11 September 2005
Brett Halliday (novel), Shane Black (screenplay)
“Bodies Are Where You Find Them”, by Brett Halliday
Detective as protagonist?
Jenny: Yep. He’s even first in that stupid prologue. Unfortunately the mystery doesn’t start there.
Lani: Yep, although it takes a while for the problem to start.
Murderer as antagonist?
Jenny: Yes. As soon as the murder happens and Harry screws up the murderers nice clean getaway.
Lani: Yes, once the murder has actually happened.
Conflict created by mystery/murder?
Jenny: Yes, but again, not until the murder happens. This movie needed to start much later; it’s got two prologues and then a huge waste of time about the heroine’s friend, and THEN the murder happens.
Lani: Yes. Until Harry witnesses the dead girl in the trunk, the antagonist couldn’t care less about him.
Fair play with all the clues given?
Solved using deduction, not luck?
All threads pertaining to the mystery pull together at the end?
Jenny: Too damn many threads are resolved, some of them having nothing to do with the main plot. We were hostile at that point.
Lani: Yes, although some threads are resolved when we don’t need them necessarily.
Story Analysis & Ratings:
Jenny says: 4 Pops
Mystery: 5, Craft: 4 (splitting the difference between the sloppy plotting and the incredible dialogue) Suspense: 4, Romance: 3 (Harry and Perry would have gotten a 5; they really missed an opportunity to do a great gay romance here)
Lani says: 4 Pops
Mystery: 5, Craft: 4, Suspense: 4, Romance: 3 (5 between Perry and Harry; 1 between Harry and Harmony, splitting the difference.)
6 responses to “Kiss Kiss, Bang Bang”
I remember that I did see this one when you first discussed mystery, or made the initial list. I was attempting to write mystery at that point. Can’t recall much about it. Now, I’m not sure if that means it was incredibly bad, or that my memory is going. Ha ha.
I wanted to like this one–the kooky narration usually works for me and I thought it started with promise and the actors are fun– but once the mystery kicked in, I mostly got all “uh, what the hell?” about it. The ending especially is a “what the hell?” Ditto the easily-amputated finger that RDJ doesn’t even give much of a shit about. By the time all the dead people come back, I was kind of like “eh, they don’t care about this movie, why should I?”
I love love love this film. Unpredictable (compared to a lot of this kind of thing) and funny. But you are absolutely right about the start – it drags like anything.

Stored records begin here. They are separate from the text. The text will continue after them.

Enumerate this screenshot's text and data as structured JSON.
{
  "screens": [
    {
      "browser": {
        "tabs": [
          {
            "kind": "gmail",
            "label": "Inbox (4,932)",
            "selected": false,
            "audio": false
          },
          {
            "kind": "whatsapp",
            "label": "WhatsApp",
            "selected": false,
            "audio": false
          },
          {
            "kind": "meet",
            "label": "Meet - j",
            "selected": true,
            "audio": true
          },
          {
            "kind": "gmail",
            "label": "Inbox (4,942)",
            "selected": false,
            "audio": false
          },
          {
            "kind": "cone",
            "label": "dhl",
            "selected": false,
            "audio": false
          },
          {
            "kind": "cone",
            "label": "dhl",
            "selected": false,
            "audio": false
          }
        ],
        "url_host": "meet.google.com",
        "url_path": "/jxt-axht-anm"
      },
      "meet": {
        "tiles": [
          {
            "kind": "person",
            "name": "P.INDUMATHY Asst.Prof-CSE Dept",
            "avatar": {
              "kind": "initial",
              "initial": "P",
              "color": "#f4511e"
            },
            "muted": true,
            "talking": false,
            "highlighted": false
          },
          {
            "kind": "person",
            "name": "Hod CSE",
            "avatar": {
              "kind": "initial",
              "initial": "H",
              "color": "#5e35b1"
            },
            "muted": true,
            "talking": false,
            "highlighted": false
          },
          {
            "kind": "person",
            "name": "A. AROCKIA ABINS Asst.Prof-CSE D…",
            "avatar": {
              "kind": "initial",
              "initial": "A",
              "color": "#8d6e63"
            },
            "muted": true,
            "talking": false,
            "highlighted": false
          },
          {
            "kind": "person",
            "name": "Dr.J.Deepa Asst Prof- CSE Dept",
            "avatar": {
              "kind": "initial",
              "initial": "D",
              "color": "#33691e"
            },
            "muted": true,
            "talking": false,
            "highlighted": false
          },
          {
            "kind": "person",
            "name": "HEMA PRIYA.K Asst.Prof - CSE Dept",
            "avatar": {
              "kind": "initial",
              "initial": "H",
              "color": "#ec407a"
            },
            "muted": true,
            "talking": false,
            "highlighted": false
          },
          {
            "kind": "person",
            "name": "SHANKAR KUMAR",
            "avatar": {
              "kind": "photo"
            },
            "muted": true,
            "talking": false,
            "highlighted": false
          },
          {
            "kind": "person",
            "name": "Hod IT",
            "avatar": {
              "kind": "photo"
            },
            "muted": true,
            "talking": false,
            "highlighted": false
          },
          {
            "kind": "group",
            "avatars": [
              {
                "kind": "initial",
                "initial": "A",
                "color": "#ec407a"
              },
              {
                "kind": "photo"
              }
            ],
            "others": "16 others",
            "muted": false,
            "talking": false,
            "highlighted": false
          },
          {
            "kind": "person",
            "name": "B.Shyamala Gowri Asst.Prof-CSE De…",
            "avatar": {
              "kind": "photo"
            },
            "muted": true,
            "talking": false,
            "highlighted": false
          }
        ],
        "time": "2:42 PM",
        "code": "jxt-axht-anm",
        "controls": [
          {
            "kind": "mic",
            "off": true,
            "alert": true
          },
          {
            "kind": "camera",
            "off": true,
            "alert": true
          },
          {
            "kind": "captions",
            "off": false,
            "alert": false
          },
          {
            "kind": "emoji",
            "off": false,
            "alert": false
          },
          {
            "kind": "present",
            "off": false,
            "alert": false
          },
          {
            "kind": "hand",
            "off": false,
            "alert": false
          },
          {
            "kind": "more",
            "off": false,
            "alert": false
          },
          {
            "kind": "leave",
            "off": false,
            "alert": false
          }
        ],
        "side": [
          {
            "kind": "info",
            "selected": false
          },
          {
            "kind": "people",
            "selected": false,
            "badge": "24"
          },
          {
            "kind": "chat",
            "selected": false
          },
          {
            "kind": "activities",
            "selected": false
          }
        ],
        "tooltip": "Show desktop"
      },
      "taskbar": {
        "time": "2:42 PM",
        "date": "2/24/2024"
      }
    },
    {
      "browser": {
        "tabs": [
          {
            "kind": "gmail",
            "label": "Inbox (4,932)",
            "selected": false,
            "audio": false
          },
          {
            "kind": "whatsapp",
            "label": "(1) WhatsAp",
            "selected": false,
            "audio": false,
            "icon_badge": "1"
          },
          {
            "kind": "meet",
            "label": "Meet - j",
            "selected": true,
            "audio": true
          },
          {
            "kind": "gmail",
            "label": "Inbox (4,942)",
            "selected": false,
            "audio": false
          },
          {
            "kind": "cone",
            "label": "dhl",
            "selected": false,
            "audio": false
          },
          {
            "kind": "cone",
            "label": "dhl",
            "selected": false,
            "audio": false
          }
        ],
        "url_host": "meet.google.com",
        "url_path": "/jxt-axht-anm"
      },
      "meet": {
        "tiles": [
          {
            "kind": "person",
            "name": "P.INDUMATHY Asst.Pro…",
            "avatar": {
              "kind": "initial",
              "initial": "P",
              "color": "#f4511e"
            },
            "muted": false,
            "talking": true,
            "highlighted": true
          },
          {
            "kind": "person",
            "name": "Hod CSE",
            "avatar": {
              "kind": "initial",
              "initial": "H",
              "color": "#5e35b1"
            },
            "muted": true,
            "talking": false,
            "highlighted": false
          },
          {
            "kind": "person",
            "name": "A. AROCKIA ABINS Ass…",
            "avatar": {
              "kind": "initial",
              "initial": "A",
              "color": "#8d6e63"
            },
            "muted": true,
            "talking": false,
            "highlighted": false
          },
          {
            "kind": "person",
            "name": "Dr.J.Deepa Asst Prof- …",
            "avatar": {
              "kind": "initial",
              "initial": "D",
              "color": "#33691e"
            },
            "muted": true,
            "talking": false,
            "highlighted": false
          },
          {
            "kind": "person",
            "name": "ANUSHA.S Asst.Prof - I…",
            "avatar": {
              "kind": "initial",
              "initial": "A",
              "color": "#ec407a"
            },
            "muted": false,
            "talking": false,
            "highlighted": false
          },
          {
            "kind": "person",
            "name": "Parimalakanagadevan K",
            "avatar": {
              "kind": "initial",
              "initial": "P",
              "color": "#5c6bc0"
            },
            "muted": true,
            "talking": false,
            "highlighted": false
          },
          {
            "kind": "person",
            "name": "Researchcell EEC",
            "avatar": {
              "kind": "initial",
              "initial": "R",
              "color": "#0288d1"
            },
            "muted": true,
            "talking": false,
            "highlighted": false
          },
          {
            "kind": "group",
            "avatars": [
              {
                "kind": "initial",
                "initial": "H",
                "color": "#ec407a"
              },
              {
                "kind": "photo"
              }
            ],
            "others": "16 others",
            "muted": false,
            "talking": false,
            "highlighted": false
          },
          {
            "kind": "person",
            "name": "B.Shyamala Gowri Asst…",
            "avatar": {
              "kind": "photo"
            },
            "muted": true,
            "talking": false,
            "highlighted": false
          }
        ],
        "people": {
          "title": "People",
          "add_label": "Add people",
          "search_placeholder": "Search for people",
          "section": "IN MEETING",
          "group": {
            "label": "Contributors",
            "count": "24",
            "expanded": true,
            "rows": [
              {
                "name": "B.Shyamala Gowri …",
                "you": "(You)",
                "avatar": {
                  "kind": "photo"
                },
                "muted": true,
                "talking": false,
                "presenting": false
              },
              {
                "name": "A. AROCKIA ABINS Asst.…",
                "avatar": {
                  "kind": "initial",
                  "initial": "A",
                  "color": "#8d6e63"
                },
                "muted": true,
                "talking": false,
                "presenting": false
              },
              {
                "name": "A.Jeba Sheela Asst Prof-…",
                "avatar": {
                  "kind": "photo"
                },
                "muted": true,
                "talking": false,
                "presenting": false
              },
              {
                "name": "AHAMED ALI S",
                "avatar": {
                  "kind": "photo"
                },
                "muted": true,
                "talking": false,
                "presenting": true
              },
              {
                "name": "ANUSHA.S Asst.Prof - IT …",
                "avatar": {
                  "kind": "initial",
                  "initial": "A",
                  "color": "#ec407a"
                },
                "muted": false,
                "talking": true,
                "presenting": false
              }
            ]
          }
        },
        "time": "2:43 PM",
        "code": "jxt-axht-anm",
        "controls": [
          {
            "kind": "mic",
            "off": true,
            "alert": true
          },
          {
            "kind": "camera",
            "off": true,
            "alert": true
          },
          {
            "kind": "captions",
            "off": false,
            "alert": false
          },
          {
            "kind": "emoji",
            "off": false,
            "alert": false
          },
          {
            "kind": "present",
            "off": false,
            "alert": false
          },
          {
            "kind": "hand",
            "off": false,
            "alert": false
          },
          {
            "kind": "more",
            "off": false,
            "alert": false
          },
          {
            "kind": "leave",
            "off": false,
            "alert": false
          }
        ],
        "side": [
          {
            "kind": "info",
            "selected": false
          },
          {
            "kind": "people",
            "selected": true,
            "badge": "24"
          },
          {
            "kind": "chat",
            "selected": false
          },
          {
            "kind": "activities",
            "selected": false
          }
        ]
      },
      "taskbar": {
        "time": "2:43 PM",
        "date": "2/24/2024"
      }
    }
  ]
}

A while back I mentioned how the Bridesmaids trailer looked like wreck of bad characters, except, hey look at that, it blew up & everybody loved it. So now I watched it & it’s actually great. Interesting characters, funny/painful awkward moments and lots of plain funny scenes. Plus, if you like Hot Tub Time Machine, there’s a scatological scene for you.
There were times while I watched this that I thought The Big Sleep made more sense. I suspect that was because Harry kept rewinding during his narration and they kept stopping for his romance with Harmony. I’m still confused about how one makes the jump from “no underwear on the corpse” to “mental hospital” though. I mean, I understand that you CAN get there, I just don’t buy that you make the leap within 5 seconds of hearing the information. I did like the fact that they used Raymond Chandler titles to for each day. And Harry and Perry are awesome, I love all their scenes.
I hate to say this since Jenny and Lani are both so tired of noir, but, well…Laura is definitely noir. In fact I think it’s more noir than Kiss Kiss Bang Bang. I love it, but I have some doubts about how the romance is going to be rated. The mystery is excellent though, so that’s something. Can’t wait for The Big Easy – one of my favorites.
It’s in the same time period, but it’s not noir. The worldview is different, the hardboiled detective is a softie, and the heroine is (in theory) perfect. So Laura is noir the way The Thin Man is noir: same time period, different worldview.